* _EXERCISE AIM_
What lines below contain the string "build"? List them all.

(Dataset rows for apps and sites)
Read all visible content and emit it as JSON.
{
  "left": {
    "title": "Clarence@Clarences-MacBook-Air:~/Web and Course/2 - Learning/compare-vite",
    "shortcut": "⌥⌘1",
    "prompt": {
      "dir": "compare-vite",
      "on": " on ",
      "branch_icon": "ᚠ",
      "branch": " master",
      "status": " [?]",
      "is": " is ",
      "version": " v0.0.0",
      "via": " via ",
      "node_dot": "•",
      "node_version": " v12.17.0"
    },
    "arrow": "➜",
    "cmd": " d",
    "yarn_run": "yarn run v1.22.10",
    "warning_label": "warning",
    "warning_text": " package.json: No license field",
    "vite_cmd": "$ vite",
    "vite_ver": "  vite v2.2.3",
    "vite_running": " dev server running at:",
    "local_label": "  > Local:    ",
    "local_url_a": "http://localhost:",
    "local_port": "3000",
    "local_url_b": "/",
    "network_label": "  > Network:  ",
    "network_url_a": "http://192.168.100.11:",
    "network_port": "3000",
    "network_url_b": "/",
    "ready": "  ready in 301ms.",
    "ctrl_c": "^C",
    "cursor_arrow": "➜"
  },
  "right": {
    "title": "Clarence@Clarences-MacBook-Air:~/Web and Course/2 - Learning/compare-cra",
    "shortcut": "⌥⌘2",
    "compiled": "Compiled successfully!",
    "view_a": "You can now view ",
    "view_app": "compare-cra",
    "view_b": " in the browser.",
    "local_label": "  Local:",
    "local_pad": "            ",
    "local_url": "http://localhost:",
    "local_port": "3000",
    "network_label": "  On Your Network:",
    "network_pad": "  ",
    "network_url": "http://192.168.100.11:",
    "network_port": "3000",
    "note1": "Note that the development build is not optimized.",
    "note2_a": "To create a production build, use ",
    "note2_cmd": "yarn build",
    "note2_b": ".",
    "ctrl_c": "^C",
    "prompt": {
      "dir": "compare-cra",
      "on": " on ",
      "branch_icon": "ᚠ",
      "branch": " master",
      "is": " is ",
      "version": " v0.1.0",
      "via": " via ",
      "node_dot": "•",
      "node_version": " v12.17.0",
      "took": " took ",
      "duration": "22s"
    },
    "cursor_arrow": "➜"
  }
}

* _ANSWER AREA_
    "note1": "Note that the development build is not optimized.",
    "note2_a": "To create a production build, use ",
    "note2_cmd": "yarn build",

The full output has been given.